#### MATERIAL PROVIDED
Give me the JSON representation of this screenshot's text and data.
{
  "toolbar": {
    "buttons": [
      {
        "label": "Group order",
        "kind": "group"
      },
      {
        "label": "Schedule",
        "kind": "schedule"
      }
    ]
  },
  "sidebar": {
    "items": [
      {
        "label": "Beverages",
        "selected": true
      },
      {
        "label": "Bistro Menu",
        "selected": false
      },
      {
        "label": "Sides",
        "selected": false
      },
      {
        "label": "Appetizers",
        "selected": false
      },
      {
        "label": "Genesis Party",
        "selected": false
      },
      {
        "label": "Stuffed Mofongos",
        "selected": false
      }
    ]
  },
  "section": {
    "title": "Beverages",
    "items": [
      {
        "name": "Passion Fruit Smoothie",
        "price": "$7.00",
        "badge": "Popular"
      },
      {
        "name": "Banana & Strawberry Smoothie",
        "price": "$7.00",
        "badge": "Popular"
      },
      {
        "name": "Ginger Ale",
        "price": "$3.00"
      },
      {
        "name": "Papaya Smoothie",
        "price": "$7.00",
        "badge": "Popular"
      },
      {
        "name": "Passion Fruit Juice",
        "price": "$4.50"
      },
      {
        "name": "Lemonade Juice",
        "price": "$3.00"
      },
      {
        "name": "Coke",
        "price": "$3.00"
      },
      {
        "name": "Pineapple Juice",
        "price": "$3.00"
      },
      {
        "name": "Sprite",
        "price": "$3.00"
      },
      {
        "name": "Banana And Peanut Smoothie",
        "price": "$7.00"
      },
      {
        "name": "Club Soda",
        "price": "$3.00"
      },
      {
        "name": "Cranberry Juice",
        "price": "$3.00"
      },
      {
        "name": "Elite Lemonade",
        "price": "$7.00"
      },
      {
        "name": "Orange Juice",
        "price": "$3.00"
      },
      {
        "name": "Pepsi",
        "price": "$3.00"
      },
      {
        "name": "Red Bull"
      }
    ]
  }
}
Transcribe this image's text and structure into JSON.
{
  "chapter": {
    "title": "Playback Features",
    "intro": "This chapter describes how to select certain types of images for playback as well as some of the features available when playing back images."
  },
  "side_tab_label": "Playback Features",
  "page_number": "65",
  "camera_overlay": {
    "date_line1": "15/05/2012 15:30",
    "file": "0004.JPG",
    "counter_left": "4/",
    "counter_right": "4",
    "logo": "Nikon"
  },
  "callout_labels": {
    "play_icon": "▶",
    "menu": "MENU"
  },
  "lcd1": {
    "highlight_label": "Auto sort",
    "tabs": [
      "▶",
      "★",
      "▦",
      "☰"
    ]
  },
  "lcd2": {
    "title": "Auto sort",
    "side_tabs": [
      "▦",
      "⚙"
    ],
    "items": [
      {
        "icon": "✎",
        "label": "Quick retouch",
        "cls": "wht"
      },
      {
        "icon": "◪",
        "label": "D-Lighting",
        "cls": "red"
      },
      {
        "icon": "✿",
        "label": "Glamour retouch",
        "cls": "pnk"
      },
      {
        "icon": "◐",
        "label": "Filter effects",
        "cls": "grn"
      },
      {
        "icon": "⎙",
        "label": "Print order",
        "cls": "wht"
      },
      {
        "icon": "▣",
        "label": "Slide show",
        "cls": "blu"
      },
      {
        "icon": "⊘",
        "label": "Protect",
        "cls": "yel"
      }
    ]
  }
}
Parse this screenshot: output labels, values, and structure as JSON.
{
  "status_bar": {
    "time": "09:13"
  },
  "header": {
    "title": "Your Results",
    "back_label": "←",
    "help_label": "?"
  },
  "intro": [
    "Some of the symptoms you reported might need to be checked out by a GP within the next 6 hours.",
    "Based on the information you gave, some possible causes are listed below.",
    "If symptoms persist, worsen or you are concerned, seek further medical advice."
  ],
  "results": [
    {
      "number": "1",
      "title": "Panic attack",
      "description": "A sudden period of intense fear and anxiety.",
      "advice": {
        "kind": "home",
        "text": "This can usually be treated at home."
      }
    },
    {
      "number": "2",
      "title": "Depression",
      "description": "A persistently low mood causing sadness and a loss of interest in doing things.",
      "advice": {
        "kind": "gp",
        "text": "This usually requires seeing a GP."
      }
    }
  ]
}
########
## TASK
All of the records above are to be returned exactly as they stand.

## EXERCISE OUTPUT
Give me the JSON representation of this screenshot's text and data.
{
  "toolbar": {
    "buttons": [
      {
        "label": "Group order",
        "kind": "group"
      },
      {
        "label": "Schedule",
        "kind": "schedule"
      }
    ]
  },
  "sidebar": {
    "items": [
      {
        "label": "Beverages",
        "selected": true
      },
      {
        "label": "Bistro Menu",
        "selected": false
      },
      {
        "label": "Sides",
        "selected": false
      },
      {
        "label": "Appetizers",
        "selected": false
      },
      {
        "label": "Genesis Party",
        "selected": false
      },
      {
        "label": "Stuffed Mofongos",
        "selected": false
      }
    ]
  },
  "section": {
    "title": "Beverages",
    "items": [
      {
        "name": "Passion Fruit Smoothie",
        "price": "$7.00",
        "badge": "Popular"
      },
      {
        "name": "Banana & Strawberry Smoothie",
        "price": "$7.00",
        "badge": "Popular"
      },
      {
        "name": "Ginger Ale",
        "price": "$3.00"
      },
      {
        "name": "Papaya Smoothie",
        "price": "$7.00",
        "badge": "Popular"
      },
      {
        "name": "Passion Fruit Juice",
        "price": "$4.50"
      },
      {
        "name": "Lemonade Juice",
        "price": "$3.00"
      },
      {
        "name": "Coke",
        "price": "$3.00"
      },
      {
        "name": "Pineapple Juice",
        "price": "$3.00"
      },
      {
        "name": "Sprite",
        "price": "$3.00"
      },
      {
        "name": "Banana And Peanut Smoothie",
        "price": "$7.00"
      },
      {
        "name": "Club Soda",
        "price": "$3.00"
      },
      {
        "name": "Cranberry Juice",
        "price": "$3.00"
      },
      {
        "name": "Elite Lemonade",
        "price": "$7.00"
      },
      {
        "name": "Orange Juice",
        "price": "$3.00"
      },
      {
        "name": "Pepsi",
        "price": "$3.00"
      },
      {
        "name": "Red Bull"
      }
    ]
  }
}
Transcribe this image's text and structure into JSON.
{
  "chapter": {
    "title": "Playback Features",
    "intro": "This chapter describes how to select certain types of images for playback as well as some of the features available when playing back images."
  },
  "side_tab_label": "Playback Features",
  "page_number": "65",
  "camera_overlay": {
    "date_line1": "15/05/2012 15:30",
    "file": "0004.JPG",
    "counter_left": "4/",
    "counter_right": "4",
    "logo": "Nikon"
  },
  "callout_labels": {
    "play_icon": "▶",
    "menu": "MENU"
  },
  "lcd1": {
    "highlight_label": "Auto sort",
    "tabs": [
      "▶",
      "★",
      "▦",
      "☰"
    ]
  },
  "lcd2": {
    "title": "Auto sort",
    "side_tabs": [
      "▦",
      "⚙"
    ],
    "items": [
      {
        "icon": "✎",
        "label": "Quick retouch",
        "cls": "wht"
      },
      {
        "icon": "◪",
        "label": "D-Lighting",
        "cls": "red"
      },
      {
        "icon": "✿",
        "label": "Glamour retouch",
        "cls": "pnk"
      },
      {
        "icon": "◐",
        "label": "Filter effects",
        "cls": "grn"
      },
      {
        "icon": "⎙",
        "label": "Print order",
        "cls": "wht"
      },
      {
        "icon": "▣",
        "label": "Slide show",
        "cls": "blu"
      },
      {
        "icon": "⊘",
        "label": "Protect",
        "cls": "yel"
      }
    ]
  }
}
Parse this screenshot: output labels, values, and structure as JSON.
{
  "status_bar": {
    "time": "09:13"
  },
  "header": {
    "title": "Your Results",
    "back_label": "←",
    "help_label": "?"
  },
  "intro": [
    "Some of the symptoms you reported might need to be checked out by a GP within the next 6 hours.",
    "Based on the information you gave, some possible causes are listed below.",
    "If symptoms persist, worsen or you are concerned, seek further medical advice."
  ],
  "results": [
    {
      "number": "1",
      "title": "Panic attack",
      "description": "A sudden period of intense fear and anxiety.",
      "advice": {
        "kind": "home",
        "text": "This can usually be treated at home."
      }
    },
    {
      "number": "2",
      "title": "Depression",
      "description": "A persistently low mood causing sadness and a loss of interest in doing things.",
      "advice": {
        "kind": "gp",
        "text": "This usually requires seeing a GP."
      }
    }
  ]
}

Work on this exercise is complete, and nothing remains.